*** Opening of EXTRACTED DATA ***

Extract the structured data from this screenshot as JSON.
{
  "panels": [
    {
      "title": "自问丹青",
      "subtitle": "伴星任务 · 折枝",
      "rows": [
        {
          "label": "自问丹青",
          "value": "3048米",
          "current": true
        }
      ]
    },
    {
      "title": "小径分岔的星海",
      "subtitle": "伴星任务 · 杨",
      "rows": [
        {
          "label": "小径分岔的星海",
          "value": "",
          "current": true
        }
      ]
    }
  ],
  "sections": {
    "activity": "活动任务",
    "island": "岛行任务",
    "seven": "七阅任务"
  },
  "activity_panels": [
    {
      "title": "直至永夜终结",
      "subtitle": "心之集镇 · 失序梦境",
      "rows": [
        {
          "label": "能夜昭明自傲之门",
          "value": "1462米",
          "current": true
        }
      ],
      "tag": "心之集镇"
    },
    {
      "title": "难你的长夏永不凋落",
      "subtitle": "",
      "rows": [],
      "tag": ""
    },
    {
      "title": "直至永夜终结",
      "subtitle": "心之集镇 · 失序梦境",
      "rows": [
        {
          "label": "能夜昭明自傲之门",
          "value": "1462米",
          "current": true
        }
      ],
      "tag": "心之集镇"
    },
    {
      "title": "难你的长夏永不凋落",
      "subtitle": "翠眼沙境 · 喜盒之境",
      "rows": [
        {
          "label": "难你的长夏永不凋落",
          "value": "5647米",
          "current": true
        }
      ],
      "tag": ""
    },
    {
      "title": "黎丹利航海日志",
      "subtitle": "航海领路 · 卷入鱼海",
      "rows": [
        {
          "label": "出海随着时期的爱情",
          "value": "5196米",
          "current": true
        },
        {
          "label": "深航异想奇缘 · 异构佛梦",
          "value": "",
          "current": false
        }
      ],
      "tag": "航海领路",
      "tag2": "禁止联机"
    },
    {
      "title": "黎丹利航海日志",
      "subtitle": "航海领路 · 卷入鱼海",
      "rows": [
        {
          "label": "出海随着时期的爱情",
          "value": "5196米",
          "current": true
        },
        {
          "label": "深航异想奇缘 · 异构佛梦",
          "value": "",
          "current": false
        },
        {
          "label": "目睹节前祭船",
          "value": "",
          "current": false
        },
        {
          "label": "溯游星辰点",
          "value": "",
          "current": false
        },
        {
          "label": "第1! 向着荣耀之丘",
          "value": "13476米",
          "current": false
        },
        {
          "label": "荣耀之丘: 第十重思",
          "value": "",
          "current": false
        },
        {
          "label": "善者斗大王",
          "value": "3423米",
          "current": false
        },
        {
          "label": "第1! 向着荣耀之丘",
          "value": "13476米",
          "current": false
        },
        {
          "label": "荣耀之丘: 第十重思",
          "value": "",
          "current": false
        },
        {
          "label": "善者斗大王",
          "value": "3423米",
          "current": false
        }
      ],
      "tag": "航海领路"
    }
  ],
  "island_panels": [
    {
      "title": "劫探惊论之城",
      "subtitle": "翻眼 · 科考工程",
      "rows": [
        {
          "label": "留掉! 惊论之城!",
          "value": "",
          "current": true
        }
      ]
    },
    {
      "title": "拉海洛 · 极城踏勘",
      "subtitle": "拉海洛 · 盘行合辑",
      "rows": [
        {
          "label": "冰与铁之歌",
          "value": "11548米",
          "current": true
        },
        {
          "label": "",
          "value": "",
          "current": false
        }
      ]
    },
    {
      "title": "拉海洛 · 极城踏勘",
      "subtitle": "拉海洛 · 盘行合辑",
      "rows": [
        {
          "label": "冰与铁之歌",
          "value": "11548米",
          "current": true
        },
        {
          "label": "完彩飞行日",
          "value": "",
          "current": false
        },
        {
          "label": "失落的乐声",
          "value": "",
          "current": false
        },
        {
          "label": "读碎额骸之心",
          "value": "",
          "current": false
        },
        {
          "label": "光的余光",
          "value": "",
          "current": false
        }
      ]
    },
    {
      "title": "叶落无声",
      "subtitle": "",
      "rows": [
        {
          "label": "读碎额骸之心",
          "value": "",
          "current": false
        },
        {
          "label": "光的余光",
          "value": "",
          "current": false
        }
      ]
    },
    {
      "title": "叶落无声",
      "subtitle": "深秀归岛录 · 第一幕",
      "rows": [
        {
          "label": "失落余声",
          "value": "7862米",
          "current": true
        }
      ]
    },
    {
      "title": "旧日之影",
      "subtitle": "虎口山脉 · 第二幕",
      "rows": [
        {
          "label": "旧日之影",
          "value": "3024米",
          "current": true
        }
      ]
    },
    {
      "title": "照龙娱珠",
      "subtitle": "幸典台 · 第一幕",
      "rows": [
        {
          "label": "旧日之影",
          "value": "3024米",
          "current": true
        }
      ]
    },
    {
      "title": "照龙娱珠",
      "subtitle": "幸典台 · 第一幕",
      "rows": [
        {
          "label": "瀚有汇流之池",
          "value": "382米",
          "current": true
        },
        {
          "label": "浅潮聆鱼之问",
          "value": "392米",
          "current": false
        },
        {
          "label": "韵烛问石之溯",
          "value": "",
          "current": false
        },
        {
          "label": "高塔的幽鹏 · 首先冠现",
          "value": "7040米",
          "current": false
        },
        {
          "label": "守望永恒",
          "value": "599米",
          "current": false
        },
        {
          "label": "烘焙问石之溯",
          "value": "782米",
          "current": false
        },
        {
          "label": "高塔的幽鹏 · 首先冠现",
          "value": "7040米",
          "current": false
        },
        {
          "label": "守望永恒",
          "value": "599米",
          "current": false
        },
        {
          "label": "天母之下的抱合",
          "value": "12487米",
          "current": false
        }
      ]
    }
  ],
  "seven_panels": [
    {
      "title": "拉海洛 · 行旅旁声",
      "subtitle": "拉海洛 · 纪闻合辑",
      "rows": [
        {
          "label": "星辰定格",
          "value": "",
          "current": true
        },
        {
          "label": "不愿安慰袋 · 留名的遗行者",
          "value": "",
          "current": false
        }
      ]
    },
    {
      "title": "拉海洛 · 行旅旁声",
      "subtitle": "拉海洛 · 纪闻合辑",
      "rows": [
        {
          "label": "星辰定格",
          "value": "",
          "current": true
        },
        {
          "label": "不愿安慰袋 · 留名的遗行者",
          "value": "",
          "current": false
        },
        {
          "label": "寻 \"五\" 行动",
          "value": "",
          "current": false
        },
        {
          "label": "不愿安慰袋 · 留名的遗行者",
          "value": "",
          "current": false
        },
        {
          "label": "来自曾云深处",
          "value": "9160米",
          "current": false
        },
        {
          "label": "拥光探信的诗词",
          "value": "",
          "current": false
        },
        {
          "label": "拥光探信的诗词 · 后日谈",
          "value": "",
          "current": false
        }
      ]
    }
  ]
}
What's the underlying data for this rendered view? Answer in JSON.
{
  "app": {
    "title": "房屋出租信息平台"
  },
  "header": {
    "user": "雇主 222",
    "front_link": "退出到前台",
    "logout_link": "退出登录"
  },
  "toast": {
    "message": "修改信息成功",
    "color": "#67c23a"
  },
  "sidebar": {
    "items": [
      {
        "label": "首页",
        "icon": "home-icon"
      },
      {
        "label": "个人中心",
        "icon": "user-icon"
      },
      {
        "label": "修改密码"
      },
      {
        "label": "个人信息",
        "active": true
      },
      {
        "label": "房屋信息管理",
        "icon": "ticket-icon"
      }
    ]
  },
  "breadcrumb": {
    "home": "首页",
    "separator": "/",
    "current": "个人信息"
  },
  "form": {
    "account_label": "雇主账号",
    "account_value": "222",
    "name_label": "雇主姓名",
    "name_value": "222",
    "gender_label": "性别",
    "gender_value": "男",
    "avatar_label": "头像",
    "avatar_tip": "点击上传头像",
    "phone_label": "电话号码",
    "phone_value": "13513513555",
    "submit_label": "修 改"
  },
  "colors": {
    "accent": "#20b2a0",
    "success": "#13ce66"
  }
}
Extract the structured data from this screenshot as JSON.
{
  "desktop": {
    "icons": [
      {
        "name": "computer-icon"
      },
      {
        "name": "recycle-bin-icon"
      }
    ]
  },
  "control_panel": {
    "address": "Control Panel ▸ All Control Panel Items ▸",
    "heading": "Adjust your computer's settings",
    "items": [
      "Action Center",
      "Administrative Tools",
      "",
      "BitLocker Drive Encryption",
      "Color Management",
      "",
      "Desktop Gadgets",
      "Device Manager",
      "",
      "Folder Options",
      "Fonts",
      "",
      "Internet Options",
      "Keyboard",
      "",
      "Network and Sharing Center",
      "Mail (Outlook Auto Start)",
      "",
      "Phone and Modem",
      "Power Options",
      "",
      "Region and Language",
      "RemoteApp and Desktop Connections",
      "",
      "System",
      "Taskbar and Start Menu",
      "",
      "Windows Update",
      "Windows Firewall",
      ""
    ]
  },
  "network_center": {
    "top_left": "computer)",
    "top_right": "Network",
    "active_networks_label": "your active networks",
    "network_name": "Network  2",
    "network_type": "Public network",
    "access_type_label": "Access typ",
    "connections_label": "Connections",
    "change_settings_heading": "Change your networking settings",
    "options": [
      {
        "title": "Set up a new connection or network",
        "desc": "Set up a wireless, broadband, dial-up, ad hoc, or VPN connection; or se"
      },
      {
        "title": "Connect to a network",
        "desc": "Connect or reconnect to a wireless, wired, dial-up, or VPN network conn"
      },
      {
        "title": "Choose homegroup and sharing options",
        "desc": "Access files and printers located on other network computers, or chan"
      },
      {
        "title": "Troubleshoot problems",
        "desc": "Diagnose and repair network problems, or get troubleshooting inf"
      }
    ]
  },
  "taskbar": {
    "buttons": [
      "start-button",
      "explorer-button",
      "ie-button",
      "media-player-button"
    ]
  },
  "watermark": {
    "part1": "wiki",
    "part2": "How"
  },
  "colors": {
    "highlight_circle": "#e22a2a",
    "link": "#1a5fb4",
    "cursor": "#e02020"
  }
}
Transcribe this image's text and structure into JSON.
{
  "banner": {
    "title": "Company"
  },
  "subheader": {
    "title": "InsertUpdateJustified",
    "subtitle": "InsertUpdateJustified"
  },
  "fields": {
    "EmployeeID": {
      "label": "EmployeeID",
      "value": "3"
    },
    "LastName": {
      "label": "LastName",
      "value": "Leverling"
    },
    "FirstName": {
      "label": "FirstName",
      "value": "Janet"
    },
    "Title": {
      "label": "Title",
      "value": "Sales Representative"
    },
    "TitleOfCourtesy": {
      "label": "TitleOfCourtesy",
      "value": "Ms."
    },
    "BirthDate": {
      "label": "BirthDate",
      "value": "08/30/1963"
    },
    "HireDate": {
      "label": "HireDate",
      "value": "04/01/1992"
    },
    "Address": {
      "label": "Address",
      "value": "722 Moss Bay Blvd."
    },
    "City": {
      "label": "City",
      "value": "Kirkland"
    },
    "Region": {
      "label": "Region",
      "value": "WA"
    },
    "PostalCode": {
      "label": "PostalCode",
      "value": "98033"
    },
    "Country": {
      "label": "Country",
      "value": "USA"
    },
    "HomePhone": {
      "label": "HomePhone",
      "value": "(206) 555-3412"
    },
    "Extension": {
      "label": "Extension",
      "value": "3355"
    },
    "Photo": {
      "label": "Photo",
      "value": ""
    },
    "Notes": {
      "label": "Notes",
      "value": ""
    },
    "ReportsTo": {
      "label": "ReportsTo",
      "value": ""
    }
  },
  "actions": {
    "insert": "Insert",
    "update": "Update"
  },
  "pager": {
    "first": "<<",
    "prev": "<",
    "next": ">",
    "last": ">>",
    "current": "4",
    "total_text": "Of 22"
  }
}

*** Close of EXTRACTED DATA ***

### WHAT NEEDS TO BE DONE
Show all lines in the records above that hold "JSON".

### TASK SOLUTION
Extract the structured data from this screenshot as JSON.
What's the underlying data for this rendered view? Answer in JSON.
Extract the structured data from this screenshot as JSON.
Transcribe this image's text and structure into JSON.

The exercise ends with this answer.